ABSTRACTED FROM CHAPTER INTRODUCTION: The preceding chapters of this book give a central place to the Powers of Exclusion framework for understanding transformations in land relations, as developed in our 2011 book on Southeast Asia. A couple of the main aspects of the two books make for an interesting comparison. The first is that each employs a regional frame of reference to explore themes in changing land relations. The second is their respective development and application of a common conceptual framework. These commonalities beg the twin questions I seek to address in this chapter: • Are there particular regional characteristics and dynamics that mark land relations with reference to exclusionary processes? • Is the conceptual approach developed in one region applicable or adaptable to another? These questions are explored first by considering what a regional approach to land relations might mean. The main part of this Afterword then makes a number of comparative observations between Melanesia and Southeast Asia, drawing out implications for the ways in which powers of exclusion help frame our understanding of commonalities and differences between regional patterns of changing land relations. The essay concludes with a recap of tensions between common forces reshaping land relations across both regions, on the one hand, and regional specificity on the other.

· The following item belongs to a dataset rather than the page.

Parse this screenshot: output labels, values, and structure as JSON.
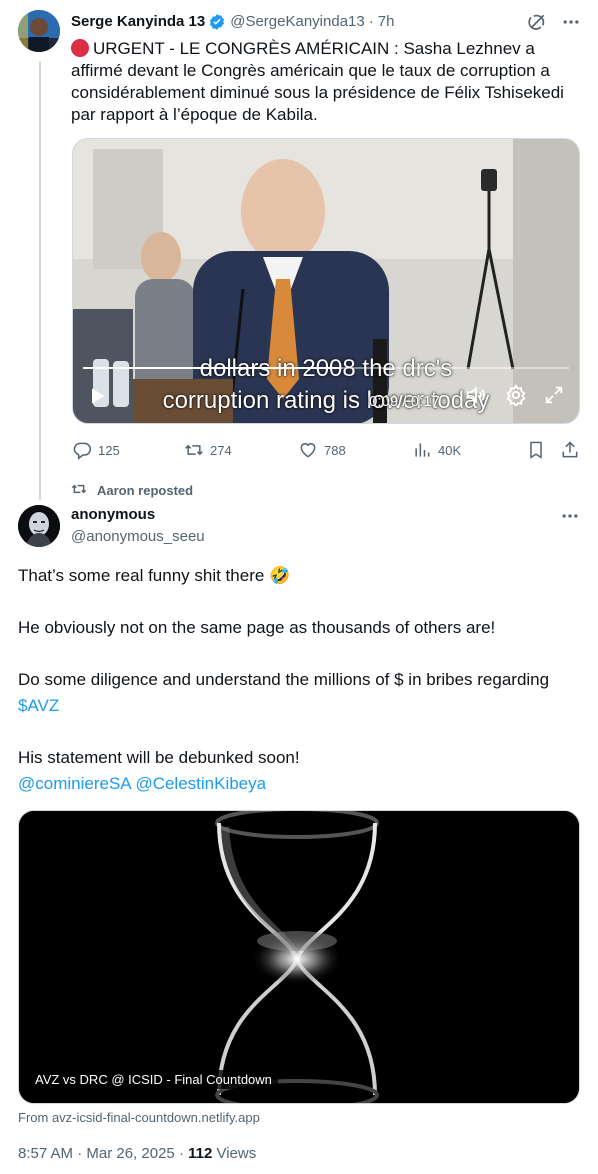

Autores e editores
Allen, Matthew G.
ANU Press is Australia’s first open-access university press. Our authors publish peer-reviewed research on a broad range of topics including Asia and Pacific studies, Australian politics, humanities, arts, Indigenous studies and science. Established in 2003, ANU Press prides itself on its innovation in the area of open-access scholarship. To date, ANU Press has published over 800 publications, all of which are freely available on this website.
ANU stands for "Australian National University".
Provedor de dados
The purpose of the Mekong Land Research Forum online site is to provide structured access to published and unpublished research on land issues in the Mekong Region. It is based on the premise that debates and decisions around land governance can be enhanced by drawing on the considerable volume of research, documented experience and action-based reflection that is available.